━━ Material provided
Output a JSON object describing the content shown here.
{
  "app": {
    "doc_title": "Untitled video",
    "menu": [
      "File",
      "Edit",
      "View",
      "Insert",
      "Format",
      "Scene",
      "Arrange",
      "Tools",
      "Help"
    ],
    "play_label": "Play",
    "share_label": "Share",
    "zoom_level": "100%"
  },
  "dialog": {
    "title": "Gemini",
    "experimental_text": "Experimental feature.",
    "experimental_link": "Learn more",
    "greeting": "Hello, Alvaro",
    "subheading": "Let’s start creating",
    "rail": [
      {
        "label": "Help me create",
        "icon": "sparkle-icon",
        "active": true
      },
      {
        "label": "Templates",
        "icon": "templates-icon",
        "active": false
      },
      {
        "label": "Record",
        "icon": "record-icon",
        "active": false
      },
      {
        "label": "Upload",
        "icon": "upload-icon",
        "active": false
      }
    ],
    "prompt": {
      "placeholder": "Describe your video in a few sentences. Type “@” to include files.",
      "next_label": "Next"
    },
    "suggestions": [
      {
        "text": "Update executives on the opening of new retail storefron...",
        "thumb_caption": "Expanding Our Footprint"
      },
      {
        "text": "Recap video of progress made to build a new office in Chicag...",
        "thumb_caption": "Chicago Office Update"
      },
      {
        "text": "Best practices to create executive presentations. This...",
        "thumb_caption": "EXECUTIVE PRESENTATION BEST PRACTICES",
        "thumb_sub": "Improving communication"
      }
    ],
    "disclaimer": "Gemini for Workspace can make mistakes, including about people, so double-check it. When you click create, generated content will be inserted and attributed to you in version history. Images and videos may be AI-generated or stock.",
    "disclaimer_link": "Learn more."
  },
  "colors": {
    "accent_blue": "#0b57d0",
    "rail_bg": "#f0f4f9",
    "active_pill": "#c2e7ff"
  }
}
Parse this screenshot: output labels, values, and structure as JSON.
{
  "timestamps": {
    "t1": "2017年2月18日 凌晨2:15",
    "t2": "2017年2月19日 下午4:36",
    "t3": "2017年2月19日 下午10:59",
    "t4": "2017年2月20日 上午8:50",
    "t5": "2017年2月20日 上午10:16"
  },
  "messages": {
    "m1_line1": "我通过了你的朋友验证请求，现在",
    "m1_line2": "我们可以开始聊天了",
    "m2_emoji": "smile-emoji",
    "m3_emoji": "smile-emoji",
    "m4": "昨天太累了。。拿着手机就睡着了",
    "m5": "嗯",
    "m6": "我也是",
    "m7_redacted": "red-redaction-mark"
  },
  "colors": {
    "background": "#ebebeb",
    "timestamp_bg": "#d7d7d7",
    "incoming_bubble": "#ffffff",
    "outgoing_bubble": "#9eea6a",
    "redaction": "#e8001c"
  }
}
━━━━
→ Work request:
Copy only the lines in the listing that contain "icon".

→ Problem solution:
        "icon": "sparkle-icon",
        "icon": "templates-icon",
        "icon": "record-icon",
        "icon": "upload-icon",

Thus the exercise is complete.